Thank you for your article in the Sunday edition, “Protesters Mark Anniversary of Hiroshima Bombing”. However, the last sentence could leave the mistaken, though popular, impression that dropping the atomic bombs on Hiroshima and Nagasaki hastened the end of what would otherwise have been a protracted campaign against Japan. Historical evidence, including the diary of President Truman, shows that Japan offered to surrender even before the US employed weapons of mass destruction on their civilians.
And now, kung fu movies.
July 28, 2011 § Leave a comment
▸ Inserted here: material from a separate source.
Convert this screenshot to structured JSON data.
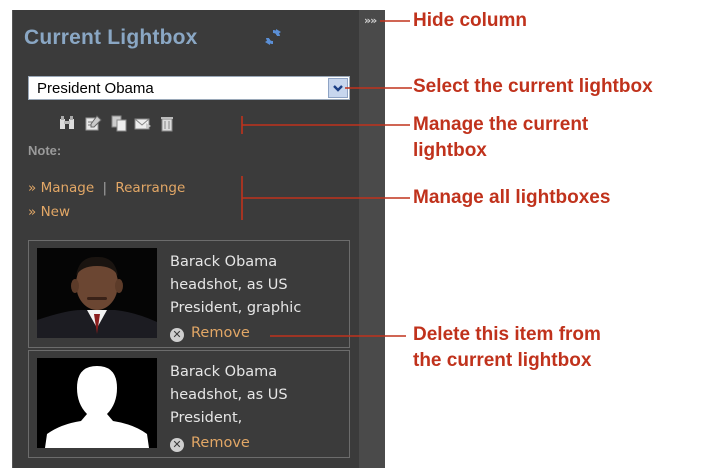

Last night there was another missile launch from Vandenberg Air Force Base, about 5 miles from my house, testing an ICBM (minus the payload) and dropping it on Kwajalein Atoll — a small islet in the Marshall Islands, home of the irradiated legacy of the Bravo test, now owned by the Bechtel company. There was also a protest against this missile launch. A friend, mentor, and brilliant researcher by the name of Andy Lichterman has done some fantastic work talking about these delivery systems, and why opposition to them is so important, and yet I didn’t go to the protest this time, as I have in the past. Not out of apathy, but out of questions of efficacy.
I’m twenty-five years old and I’ve been an activist since I was fifteen. In that time I’ve tried to affect social change in approximately seven hundred and fifty two bajillion ways for every cause under the sun and a few that exist only at night time, and in the process of reflection, I’ve become haunted by the question of efficacy. Some actions, like kicking military recruiters off of my university campus, really seemed to work. It’s not the militancy that makes things happen — less active means, like supporting Mariah’s work with the Catholic Worker house or having a conversation about everything with my cousin Matthew as he begins to question his socialization and the world, gives me the same feeling of efficacy. A protest nobody sees in front of an air force base in the middle of nowhere at midnight, when all you’re doing is standing around listening to a couple speakers, sending out a press release, and going home — what the hell does that do?
If a meme is the elemental unit of culture and we’re looking for social change, I’m wondering out loud here if we can come up with an essential unit of social change. Call it meme sub delta, if you want to be a nerd about it (and I do). I don’t know how useful terminology like this would be, since I can’t think of any clear way to measure social change. Do you measure only the extent to which something lasts (after a food not bombs serving, hungry people are less hungry until they become hungry again) or does the degree count as well (by performing a gender-queer identity, you are attacking conceptions of gender itself while the mainstream focus is merely on acceptance of sexual preference)? Does meme sub delta not count if your action has already been coopted into the mainstream spectacle?
It seems to be a giant bundle of uselessness, but I’m going to keep playing with it anyway. I’ll have a recurring theme here, posts tagged with “meme sub delta”, detailing little bits of culture I think are in need of fixing, and arcs in the cultural narrative that might be able to fix them.